I’ve been mining Ethereum using Ubuntu for a couple months now with Radeon graphics cards. It took a while to find a successful script. This one works for me:
ethminer --cl-local-work 256 --farm-recheck 200 --cl-global-work 16384 -G -F mine.weipool.org:5555/0xac26955e90380dd1d366592ec01298a49c2a92de/115
For the complete setup, I’ve got it down to this:
Reference is the Ethereum documentation:
1. Install Ubuntu LTS (I used 14.04 but there is a newer version available now)
2. Get basics going on Ubuntu:
sudo apt-get install ssh vim nmap
sudo apt-get update

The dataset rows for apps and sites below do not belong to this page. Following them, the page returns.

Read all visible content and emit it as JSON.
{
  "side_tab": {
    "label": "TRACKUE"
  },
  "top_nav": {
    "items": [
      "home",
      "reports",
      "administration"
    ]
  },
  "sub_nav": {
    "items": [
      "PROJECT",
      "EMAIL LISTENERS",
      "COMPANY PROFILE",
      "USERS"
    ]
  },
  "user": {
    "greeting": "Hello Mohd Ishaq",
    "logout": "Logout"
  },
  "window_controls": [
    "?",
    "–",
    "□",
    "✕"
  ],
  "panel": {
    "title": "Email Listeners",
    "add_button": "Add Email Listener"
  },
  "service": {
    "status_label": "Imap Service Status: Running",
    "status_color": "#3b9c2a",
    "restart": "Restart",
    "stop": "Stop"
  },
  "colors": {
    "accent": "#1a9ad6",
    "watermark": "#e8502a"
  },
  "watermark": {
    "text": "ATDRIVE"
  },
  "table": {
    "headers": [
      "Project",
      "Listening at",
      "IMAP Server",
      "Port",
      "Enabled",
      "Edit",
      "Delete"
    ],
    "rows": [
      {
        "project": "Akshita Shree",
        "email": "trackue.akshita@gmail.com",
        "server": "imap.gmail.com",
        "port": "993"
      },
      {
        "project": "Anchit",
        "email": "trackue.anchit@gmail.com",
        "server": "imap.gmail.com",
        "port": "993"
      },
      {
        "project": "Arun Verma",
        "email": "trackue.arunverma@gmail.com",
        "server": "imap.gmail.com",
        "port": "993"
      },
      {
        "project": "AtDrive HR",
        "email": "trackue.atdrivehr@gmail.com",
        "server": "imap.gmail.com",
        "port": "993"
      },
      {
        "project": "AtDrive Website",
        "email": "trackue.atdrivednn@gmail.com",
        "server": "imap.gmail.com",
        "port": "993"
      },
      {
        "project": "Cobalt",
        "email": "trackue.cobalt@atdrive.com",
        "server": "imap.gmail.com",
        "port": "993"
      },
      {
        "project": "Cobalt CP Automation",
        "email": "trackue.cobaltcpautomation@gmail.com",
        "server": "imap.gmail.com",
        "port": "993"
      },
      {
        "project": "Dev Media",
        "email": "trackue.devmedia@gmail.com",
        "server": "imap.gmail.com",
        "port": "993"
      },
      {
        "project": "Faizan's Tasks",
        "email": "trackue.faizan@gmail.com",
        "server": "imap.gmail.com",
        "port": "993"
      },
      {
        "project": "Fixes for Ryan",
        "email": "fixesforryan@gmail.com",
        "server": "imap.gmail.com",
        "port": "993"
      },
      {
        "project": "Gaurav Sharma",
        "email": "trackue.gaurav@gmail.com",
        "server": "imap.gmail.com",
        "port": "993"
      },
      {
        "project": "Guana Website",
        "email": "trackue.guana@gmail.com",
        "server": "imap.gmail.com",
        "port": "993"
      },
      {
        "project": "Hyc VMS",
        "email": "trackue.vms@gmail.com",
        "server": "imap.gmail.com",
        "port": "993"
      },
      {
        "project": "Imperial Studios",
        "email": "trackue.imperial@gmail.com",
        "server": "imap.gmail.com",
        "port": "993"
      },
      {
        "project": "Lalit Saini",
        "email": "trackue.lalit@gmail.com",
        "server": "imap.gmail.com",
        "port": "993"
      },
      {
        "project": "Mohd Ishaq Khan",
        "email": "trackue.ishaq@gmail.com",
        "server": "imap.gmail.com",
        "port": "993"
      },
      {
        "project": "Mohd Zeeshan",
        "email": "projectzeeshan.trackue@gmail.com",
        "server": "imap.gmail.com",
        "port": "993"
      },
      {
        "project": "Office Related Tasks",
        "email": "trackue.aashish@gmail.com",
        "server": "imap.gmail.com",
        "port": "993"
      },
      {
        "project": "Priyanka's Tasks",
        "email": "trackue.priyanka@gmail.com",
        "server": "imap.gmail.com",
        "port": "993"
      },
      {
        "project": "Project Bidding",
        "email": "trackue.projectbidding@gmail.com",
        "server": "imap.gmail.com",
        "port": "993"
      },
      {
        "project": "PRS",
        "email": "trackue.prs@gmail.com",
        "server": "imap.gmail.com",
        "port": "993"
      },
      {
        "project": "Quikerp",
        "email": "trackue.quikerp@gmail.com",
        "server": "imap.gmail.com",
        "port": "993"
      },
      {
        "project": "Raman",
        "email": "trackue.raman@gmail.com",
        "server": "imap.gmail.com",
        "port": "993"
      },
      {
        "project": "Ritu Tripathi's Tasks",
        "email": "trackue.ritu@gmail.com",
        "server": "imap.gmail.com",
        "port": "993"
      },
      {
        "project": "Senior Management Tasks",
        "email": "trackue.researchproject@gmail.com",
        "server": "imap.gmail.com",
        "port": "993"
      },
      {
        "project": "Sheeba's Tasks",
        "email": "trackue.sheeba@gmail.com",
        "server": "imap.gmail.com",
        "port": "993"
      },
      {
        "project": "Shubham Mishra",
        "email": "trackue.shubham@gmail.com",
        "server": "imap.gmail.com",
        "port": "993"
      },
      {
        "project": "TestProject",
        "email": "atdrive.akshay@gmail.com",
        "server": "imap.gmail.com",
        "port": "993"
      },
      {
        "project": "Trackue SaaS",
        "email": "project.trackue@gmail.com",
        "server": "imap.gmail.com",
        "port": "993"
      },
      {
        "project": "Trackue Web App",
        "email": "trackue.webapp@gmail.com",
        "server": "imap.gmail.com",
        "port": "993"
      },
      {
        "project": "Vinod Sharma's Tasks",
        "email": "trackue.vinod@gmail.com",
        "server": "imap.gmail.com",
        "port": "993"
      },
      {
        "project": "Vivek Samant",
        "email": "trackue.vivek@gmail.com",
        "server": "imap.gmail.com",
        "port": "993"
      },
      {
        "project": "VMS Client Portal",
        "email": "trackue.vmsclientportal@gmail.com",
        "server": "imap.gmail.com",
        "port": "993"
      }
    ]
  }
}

sudo apt-get upgrade
3. Get graphics going:
sudo apt-get -y install fglrx xvba-va-driver libva-glx1 libva-egl1 vainfo linux-headers-generic

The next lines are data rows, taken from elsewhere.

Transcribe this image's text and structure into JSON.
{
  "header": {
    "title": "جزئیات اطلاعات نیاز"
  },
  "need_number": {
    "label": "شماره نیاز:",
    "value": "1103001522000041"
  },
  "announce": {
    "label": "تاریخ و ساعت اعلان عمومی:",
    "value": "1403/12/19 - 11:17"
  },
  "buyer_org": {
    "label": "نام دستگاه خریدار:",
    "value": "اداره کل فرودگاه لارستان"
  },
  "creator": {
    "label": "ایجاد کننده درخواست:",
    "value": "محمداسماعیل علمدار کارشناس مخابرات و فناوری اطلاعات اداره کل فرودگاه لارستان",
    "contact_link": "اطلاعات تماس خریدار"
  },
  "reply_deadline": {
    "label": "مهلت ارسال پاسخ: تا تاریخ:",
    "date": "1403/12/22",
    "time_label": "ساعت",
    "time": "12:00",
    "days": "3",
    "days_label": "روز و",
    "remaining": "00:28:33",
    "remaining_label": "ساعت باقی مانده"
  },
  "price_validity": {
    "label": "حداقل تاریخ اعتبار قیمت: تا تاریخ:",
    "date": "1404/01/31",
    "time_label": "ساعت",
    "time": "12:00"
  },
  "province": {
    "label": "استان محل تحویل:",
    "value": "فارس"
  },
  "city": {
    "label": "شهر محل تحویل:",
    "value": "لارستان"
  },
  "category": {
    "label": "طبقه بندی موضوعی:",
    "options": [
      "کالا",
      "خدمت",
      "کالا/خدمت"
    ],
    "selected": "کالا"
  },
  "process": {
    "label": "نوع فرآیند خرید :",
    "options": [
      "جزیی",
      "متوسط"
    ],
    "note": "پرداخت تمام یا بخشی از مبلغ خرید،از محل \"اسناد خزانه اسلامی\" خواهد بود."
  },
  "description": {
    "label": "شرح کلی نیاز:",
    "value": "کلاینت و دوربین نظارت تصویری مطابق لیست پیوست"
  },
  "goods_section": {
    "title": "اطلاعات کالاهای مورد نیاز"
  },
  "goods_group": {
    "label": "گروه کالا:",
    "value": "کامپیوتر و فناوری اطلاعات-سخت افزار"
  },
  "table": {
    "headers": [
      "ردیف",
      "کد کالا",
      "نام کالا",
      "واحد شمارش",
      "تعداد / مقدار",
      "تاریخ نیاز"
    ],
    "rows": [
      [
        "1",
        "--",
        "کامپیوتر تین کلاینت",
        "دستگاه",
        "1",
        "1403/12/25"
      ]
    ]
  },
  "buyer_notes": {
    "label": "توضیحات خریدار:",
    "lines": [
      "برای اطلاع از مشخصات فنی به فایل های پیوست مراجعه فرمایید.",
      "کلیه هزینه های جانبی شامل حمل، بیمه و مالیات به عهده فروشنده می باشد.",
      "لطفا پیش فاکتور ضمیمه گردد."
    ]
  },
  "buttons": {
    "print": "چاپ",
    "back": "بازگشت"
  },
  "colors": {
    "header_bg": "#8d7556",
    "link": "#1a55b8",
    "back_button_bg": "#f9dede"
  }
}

sudo aticonfig --list-adapters
sudo aticonfig --initial --adapter=all
If you are on Ubuntu 14.04, after you reboot into the GUI, go to the Additional Drivers section and choose the Trusty-Proposed driver.
4. Install Ethereum Mining programs:
sudo add-apt-repository ppa:ethereum/ethereum-qt
sudo add-apt-repository ppa:ethereum/ethereum
sudo apt-get update
sudo apt-get -y install ethereum cpp-ethereum
5. Run the script listed above (you may want to use your own Ethereum address to mine to). Change it’s permission to executable, and you can start it from the command line. For example, if you called the text file mine.sh, start it like:
Note from Ethereum web page:
If you’re on 14.04, go to “Software and Updates > Additional Drivers” and set it to “Using video drivers for the AMD graphics accelerator from fglrx”. Unfortunately, for some of you this will not work due to a known bug in Ubuntu 14.04.02 preventing you from switching to the proprietary graphics drivers required to GPU mine.
So, if you encounter this bug, and before you do anything else, go to “Software and updates > Updates” and select “Pre-released updates trusty proposed”. Then, go back to “Software and Updates > Additional Drivers” and set it to “Using video drivers for the AMD graphics accelerator from fglrx”). After rebooting, it’s well worth having a check that the drivers have now indeed been installed correctly (For example by going to “Additional Drivers” again).
Whatever you do, if you are on 14.04.02 do not alter the drivers or the drivers configuration once set. For example, the usage of aticonfig –initial (especially with the -f, –force option) can ‘break’ your setup. If you accidentally alter their configuration, you’ll need to de-install the drivers, reboot, reinstall the drivers and reboot.